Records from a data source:
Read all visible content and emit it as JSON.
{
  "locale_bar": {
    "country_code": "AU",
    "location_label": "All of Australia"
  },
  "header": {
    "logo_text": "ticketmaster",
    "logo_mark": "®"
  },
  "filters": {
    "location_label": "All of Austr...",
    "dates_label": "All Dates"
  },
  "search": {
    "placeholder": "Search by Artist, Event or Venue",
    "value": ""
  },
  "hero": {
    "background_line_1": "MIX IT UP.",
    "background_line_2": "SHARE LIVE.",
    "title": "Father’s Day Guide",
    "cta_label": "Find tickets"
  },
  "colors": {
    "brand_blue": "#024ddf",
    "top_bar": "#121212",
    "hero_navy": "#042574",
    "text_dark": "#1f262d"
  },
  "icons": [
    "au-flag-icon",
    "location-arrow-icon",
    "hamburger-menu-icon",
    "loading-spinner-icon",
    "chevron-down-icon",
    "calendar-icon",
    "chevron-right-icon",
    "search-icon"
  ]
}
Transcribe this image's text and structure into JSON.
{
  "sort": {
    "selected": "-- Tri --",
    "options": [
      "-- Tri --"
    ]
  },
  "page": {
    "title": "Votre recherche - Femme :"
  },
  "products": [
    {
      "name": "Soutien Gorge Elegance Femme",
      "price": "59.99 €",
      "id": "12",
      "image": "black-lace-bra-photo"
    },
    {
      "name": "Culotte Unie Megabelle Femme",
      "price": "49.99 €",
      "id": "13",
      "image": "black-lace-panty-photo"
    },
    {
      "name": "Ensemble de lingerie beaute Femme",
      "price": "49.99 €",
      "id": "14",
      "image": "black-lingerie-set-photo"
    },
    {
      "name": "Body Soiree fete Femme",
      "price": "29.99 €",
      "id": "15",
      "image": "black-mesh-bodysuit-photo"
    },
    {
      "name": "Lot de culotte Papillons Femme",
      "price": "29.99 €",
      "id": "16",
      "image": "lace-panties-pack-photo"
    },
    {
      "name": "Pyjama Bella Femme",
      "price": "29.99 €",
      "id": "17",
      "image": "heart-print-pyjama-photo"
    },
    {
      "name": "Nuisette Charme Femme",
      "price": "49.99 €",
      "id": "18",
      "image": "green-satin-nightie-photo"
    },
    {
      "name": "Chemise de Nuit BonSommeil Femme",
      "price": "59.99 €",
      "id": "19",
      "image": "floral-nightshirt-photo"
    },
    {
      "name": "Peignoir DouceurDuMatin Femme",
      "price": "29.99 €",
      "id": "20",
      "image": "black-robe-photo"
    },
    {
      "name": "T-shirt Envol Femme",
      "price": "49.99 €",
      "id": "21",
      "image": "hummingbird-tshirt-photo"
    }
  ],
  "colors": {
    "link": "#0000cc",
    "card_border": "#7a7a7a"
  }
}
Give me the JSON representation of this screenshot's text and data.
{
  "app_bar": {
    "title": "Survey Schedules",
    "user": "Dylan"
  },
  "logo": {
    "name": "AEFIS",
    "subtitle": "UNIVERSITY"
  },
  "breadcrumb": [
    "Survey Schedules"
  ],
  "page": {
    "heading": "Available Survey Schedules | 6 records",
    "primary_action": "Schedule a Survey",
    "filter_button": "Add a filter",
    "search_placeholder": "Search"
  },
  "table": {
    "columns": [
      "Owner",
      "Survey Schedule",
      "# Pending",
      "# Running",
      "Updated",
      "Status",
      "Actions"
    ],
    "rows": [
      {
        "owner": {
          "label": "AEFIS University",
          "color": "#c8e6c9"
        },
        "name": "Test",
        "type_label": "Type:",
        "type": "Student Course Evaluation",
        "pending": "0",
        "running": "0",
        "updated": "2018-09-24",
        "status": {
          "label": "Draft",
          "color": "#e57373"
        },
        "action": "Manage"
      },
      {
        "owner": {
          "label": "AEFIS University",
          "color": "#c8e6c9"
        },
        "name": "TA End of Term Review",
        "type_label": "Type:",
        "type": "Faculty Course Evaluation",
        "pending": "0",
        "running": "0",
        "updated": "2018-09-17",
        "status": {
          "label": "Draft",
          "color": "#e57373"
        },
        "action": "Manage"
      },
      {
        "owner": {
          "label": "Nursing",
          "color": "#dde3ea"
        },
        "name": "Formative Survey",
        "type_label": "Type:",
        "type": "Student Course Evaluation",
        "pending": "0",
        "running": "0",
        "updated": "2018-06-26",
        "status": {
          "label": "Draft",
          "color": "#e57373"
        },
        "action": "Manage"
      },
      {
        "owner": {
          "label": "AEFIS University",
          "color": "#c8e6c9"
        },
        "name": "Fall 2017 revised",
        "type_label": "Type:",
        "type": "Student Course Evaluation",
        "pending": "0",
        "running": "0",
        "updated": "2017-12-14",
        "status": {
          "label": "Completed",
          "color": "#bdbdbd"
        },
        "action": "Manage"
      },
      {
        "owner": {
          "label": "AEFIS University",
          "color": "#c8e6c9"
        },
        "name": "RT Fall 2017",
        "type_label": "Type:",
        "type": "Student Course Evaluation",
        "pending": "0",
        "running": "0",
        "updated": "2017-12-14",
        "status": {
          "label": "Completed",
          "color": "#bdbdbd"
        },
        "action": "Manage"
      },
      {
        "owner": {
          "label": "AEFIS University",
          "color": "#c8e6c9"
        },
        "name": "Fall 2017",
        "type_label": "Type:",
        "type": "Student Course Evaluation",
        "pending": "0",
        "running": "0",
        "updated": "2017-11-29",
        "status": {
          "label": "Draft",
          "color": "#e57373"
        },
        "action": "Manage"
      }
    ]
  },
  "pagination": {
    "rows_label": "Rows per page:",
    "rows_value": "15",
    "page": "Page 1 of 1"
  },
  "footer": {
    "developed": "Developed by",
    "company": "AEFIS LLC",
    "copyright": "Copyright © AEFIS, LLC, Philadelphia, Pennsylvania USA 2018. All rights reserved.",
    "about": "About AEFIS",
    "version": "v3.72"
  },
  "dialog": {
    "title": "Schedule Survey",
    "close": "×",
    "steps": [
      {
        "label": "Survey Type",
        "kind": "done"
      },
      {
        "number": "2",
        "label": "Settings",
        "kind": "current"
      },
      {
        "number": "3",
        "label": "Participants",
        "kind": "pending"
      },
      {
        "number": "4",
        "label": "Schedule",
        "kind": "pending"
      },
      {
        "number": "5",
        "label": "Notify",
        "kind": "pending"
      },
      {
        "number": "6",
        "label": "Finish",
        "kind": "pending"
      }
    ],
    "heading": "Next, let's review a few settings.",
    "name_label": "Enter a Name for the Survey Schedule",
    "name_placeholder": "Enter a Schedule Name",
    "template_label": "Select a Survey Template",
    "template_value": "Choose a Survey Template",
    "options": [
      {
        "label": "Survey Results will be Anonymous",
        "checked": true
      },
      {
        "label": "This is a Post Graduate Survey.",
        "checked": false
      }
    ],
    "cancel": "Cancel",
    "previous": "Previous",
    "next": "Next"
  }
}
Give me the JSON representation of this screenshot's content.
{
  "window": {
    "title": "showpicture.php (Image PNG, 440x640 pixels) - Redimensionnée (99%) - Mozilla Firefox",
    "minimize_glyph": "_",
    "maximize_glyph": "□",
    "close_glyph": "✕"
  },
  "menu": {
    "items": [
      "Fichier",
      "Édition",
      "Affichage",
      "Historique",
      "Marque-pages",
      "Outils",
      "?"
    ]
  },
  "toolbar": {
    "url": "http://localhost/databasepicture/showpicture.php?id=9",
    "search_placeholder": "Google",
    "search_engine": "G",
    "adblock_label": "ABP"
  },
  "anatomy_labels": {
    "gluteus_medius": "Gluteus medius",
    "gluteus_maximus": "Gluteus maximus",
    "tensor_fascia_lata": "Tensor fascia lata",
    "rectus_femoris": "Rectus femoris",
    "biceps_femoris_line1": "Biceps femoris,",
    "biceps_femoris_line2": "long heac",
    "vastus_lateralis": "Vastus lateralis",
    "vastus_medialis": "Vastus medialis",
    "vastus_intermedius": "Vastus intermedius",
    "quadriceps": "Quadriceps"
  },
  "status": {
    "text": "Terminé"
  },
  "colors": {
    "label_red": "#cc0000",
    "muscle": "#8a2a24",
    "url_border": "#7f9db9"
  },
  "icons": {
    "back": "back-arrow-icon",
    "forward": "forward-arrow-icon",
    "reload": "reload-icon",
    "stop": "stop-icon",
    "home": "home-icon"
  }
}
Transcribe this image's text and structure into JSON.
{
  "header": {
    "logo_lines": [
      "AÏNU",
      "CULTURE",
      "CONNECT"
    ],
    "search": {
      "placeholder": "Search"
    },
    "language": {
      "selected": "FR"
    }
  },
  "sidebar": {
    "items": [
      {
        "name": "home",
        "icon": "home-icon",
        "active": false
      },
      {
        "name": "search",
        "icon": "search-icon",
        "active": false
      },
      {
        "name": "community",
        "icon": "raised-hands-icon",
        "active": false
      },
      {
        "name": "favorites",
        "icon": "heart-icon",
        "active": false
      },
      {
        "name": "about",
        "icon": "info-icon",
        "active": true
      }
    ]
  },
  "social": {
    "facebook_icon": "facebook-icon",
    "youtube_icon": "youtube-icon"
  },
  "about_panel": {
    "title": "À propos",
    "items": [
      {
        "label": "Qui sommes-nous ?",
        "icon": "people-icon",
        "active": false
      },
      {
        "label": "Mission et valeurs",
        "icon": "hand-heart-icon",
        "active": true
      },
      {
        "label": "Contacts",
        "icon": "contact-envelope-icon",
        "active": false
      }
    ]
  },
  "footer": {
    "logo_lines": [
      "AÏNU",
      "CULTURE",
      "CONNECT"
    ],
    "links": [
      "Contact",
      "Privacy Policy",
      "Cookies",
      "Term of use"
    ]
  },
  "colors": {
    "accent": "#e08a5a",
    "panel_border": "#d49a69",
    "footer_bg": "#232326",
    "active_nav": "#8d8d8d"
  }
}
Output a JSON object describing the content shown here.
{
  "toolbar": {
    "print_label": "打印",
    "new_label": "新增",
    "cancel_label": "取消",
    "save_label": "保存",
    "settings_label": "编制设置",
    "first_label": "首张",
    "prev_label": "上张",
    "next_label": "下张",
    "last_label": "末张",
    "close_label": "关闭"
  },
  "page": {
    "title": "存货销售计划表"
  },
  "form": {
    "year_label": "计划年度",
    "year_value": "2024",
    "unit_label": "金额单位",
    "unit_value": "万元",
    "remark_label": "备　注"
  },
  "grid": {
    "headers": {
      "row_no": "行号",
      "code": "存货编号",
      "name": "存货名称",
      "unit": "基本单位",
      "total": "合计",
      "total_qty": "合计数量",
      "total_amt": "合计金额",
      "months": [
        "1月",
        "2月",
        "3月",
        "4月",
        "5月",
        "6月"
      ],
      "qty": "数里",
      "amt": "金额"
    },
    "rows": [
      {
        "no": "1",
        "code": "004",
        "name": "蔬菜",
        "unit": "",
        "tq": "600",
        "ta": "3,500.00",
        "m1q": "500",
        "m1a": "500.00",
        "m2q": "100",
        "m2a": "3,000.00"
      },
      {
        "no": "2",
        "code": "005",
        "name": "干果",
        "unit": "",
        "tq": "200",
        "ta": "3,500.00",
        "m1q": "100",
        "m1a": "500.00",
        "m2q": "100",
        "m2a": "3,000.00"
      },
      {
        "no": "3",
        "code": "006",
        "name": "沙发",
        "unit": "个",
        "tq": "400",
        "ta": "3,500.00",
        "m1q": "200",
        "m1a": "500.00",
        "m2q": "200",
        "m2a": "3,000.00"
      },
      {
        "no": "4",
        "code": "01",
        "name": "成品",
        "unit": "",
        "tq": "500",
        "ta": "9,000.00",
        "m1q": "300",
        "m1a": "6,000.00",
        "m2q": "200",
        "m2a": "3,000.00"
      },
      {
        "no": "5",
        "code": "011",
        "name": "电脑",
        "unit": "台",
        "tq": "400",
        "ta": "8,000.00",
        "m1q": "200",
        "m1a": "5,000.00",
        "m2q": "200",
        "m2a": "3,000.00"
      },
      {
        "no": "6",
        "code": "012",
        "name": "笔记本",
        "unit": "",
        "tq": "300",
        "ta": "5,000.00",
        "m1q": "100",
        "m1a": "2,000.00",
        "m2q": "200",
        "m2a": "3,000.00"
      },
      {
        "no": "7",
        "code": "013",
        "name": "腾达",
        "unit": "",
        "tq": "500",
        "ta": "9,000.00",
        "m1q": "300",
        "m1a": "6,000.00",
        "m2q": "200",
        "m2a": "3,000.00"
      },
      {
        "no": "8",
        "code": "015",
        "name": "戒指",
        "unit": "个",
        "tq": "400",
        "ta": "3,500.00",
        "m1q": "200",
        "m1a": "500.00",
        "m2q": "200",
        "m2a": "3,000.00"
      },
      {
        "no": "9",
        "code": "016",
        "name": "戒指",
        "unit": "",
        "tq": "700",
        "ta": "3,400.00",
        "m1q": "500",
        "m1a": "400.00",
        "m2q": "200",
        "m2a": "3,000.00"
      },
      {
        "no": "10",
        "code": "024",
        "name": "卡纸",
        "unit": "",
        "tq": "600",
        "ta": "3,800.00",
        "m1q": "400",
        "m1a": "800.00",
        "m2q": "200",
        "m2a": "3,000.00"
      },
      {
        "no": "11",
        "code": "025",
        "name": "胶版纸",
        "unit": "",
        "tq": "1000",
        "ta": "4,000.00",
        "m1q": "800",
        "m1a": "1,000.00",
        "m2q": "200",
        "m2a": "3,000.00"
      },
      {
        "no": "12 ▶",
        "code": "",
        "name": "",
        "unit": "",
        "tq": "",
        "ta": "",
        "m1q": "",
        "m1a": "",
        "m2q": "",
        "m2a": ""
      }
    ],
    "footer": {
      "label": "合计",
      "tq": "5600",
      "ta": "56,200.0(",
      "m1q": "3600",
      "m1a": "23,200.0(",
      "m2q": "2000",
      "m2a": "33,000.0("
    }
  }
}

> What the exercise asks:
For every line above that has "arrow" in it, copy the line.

> Result for this exercise:
    "location-arrow-icon",
    "back": "back-arrow-icon",
    "forward": "forward-arrow-icon",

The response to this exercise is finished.